Malaysia mulls AFF Cup snub over Myanmar’s Rohingya violence
KUALA LUMPUR, Nov 23 ― Youth and Sports Minister Khairy Jamaluddin confirmed he has lobbied for Malaysian football team to boycott this year’s Asean Football Federation’s (AFF) Suzuki Cup due to co-host Myanmar’s treatment of the Rohingya Muslim minority.
Khairy said he has brought up the issue in the Cabinet meeting last week, and will continue doing so in the same meeting this week.
“I raised this issue in Cabinet last week. Will do so again this week and stand guided by decision,” Khairy said on his Twitter account today.
Khairy’s remark came after Perlis mufti Datuk Dr Mohd Asri Zainul Abidin became the latest to urge the boycott by the Harimau Malaysia team, four days after the regional tournament started on Saturday.
Malaysia won its first game against Cambodia 3-2 on Sunday, and currently leads Group B in the Cup that also includes Vietnam and host Myanmar.
Matches involving Group A are held in the Philippines instead, with the co-host facing Thailand, Singapore and Indonesia.
“What is the meaning of sports without humanity? More than that, it is an extreme cruelty against one of mankind’s ethnic group and they are Muslims.

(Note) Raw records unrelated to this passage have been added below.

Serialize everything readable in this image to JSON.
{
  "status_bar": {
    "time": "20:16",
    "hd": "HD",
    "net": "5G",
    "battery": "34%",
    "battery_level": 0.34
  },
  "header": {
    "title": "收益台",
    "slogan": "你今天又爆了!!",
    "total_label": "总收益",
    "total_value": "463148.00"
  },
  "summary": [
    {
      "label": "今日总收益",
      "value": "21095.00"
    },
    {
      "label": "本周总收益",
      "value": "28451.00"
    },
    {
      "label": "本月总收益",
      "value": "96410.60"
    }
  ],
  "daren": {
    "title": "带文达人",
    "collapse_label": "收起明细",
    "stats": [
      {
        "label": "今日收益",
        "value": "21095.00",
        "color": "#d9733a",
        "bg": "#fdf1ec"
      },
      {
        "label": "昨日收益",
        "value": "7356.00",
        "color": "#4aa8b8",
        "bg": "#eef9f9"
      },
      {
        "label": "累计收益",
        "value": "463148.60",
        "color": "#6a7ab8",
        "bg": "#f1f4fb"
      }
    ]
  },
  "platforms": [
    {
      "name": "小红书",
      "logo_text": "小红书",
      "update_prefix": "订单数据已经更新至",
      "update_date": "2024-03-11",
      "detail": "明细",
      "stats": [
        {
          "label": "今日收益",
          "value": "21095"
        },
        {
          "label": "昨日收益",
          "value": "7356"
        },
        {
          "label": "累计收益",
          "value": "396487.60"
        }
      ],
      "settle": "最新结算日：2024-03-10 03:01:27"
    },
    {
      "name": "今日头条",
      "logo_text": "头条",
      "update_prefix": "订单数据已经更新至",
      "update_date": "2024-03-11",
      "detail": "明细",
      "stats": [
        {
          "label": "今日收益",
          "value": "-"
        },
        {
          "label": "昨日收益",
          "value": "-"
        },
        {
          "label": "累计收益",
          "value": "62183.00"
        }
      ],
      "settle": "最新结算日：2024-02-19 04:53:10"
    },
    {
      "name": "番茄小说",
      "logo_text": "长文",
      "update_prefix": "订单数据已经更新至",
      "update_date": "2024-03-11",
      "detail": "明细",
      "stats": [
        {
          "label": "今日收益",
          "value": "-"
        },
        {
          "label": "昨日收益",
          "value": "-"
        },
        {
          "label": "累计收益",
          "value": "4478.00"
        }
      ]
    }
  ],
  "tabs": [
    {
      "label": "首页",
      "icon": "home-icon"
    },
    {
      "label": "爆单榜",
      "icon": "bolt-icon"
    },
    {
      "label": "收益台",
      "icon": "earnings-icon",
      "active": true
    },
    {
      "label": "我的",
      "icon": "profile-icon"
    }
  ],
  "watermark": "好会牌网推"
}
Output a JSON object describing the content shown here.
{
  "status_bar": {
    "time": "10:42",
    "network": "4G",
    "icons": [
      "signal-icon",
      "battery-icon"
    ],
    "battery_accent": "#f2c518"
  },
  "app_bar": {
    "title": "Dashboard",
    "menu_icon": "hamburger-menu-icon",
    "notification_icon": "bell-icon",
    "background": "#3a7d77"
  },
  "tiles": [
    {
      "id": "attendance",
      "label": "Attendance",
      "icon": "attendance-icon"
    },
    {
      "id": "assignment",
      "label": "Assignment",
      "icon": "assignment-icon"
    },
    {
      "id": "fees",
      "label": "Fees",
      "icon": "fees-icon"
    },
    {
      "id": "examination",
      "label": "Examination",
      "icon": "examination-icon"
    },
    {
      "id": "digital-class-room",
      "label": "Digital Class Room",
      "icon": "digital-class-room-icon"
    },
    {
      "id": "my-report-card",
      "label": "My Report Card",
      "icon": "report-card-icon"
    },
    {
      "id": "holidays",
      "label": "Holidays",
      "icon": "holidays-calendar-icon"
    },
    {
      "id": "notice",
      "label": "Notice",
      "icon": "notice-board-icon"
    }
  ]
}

“We really hope for the government’s strictness in this matter,” Asri said on his official Facebook page last night.
Asri said the boycott is needed to protest the purported cruelty and tyranny of the Myanmar government against the Rohingyas, including the murder of children, rape, burning them alive and other alleged crimes against humanity.
Violence has recently escalated in the Rakhine state, with Myanmar’s six-month-old government led by Nobel Peace Prize winner Aung San Suu Kyi blaming insurgency by Islamist militants for military attacks which has killed at least 26 people.
The 1.1 million Rohingya living in Rakhine state face discrimination, severe restrictions on their movements and access to services, especially since inter-communal violence in 2012 that displaced 125,000 people.
The Rohingya are not among the 135 ethnic groups officially recognised in Myanmar, where many in the Buddhist majority regard them as illegal immigrants from Bangladesh.